Freshwater biodiversity is declining, despite national and international efforts to manage and protect freshwater ecosystems. Ecosystem-based management (EBM) has been proposed as an approach that could more efficiently and adaptively balance ecological and societal needs. However, this raises the question of how social and ecological objectives can be included in an integrated management plan. Here, we present a generic model-coupling framework tailored to address this question for freshwater ecosystems, using three components: biodiversity, ecosystem services (ESS), and a spatial prioritisation that aims to balance the spatial representation of biodiversity and ESS supply and demand. We illustrate this model-coupling approach within the Danube River Basin using the spatially explicit, potential distribution of (i) 85 fish species as a surrogate for biodiversity as modelled using hierarchical Bayesian models, and (ii) four estimated ESS layers produced by the Artificial Intelligence for Ecosystem Services (ARIES) platform (with ESS supply defined as carbon storage and flood regulation, and demand specified as recreation and water use). These are then used for (iii) a joint spatial prioritisation of biodiversity and ESS employing Marxan with Zones, laying out the spatial representation of multiple management zones. Given the transboundary setting of the Danube River Basin, we also run comparative analyses including the country-level purchasing power parity (PPP)-adjusted gross domestic product (GDP) and each country's percent cover of the total basin area as potential cost factors, illustrating a scheme for balancing the share of establishing specific zones among countries.

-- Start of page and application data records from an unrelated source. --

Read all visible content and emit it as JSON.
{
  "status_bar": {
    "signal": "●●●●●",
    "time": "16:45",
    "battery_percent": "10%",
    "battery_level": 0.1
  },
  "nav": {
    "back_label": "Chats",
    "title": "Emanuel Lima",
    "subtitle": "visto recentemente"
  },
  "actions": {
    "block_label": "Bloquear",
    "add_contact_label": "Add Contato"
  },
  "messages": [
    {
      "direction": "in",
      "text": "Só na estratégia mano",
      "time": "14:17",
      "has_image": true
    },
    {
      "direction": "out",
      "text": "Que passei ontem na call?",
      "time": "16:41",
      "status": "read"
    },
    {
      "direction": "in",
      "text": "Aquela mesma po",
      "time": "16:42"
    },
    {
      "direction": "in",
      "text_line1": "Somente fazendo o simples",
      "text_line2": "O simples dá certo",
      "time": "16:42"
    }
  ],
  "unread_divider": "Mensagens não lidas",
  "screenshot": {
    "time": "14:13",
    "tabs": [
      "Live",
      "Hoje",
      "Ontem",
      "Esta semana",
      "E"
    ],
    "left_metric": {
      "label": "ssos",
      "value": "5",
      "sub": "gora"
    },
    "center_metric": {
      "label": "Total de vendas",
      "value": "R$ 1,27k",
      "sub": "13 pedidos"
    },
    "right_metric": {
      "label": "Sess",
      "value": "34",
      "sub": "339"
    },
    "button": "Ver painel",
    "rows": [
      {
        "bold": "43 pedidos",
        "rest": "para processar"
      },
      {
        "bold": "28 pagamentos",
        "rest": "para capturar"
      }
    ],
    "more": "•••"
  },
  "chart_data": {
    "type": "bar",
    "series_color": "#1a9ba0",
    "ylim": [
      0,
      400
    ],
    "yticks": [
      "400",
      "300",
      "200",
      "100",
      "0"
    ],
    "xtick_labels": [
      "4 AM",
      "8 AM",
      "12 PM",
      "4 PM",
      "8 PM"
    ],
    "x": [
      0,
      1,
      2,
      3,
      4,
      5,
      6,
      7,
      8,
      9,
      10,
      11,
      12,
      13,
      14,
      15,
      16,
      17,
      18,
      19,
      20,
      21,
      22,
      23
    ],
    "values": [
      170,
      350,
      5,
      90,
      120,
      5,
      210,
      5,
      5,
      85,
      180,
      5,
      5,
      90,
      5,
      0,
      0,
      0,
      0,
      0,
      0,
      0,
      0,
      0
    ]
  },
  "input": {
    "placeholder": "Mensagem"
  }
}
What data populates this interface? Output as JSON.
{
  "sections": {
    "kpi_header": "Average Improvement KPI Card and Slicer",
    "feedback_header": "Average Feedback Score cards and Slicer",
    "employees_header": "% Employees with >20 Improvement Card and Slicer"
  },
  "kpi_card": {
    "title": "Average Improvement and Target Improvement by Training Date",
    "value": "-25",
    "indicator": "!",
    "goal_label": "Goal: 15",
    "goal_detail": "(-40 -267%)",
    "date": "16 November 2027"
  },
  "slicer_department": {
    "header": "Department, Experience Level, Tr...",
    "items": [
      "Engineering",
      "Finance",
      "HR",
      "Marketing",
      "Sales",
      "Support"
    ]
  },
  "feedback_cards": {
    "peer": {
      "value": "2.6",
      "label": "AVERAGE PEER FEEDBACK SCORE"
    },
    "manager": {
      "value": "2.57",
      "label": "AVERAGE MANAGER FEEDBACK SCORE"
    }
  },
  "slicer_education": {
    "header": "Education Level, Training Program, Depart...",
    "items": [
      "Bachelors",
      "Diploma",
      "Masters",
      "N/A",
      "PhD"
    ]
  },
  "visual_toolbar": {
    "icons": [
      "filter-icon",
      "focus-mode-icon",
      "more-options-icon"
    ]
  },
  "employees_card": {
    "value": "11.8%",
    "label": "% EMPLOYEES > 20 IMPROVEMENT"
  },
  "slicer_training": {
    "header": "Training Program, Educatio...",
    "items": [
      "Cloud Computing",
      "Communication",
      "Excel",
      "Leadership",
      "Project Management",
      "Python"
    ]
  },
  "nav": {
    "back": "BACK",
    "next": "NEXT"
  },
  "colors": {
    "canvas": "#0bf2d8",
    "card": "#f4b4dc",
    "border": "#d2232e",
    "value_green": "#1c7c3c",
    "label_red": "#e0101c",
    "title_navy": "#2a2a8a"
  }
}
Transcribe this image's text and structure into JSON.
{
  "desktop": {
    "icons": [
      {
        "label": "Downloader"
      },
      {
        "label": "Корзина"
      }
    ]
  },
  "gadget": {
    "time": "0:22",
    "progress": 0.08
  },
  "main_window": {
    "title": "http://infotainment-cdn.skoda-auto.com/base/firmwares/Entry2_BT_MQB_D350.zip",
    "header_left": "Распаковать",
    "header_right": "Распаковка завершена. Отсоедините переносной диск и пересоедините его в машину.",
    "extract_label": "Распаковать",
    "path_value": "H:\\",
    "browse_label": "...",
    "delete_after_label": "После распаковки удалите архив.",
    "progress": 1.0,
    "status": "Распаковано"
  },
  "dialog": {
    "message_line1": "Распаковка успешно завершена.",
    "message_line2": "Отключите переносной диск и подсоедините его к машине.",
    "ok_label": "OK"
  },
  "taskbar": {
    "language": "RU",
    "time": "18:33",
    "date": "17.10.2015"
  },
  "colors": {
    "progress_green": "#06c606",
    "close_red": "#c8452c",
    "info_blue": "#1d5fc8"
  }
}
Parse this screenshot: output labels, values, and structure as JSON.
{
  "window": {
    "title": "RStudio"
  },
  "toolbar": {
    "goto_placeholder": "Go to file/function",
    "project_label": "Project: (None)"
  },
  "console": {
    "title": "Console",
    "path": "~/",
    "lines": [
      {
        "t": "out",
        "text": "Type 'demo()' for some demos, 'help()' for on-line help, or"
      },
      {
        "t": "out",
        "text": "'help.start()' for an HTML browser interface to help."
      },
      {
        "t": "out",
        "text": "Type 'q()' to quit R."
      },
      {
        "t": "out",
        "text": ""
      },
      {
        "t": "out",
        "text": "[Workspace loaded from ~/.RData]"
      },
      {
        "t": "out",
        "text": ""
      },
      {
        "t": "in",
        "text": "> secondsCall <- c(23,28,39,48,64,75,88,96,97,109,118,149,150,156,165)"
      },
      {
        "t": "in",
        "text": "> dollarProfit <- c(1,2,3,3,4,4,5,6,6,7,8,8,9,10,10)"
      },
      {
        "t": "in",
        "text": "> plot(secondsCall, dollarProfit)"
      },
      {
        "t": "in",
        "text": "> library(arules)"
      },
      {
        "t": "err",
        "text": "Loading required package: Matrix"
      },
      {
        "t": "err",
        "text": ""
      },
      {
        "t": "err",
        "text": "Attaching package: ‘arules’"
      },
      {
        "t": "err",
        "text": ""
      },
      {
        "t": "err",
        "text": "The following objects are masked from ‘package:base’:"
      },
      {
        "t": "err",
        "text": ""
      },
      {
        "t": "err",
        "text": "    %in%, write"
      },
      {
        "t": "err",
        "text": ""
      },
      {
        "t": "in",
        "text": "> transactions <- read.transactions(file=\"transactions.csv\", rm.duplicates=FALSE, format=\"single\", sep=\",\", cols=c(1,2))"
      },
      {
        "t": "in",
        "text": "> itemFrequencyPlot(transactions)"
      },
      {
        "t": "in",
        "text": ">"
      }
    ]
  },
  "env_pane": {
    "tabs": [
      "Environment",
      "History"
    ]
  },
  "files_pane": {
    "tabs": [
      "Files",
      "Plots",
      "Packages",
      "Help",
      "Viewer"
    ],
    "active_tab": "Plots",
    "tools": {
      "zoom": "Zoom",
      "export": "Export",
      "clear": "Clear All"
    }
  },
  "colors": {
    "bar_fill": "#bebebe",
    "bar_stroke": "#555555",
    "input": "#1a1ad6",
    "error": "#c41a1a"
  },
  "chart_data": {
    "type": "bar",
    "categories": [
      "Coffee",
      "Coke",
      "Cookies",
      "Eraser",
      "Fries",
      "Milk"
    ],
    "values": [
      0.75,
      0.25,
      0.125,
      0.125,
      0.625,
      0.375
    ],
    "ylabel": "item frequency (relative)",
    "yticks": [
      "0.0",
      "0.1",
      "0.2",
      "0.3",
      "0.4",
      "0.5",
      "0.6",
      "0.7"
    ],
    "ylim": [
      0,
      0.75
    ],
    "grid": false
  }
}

We demonstrate how emphasizing various biodiversity or ESS targets in an EBM model-coupling framework can be used to cost-effectively test various spatially explicit management options across a multi-national case study. We further discuss possible limitations, future developments, and requirements for effectively managing a balance between biodiversity and ESS supply and demand in freshwater ecosystems.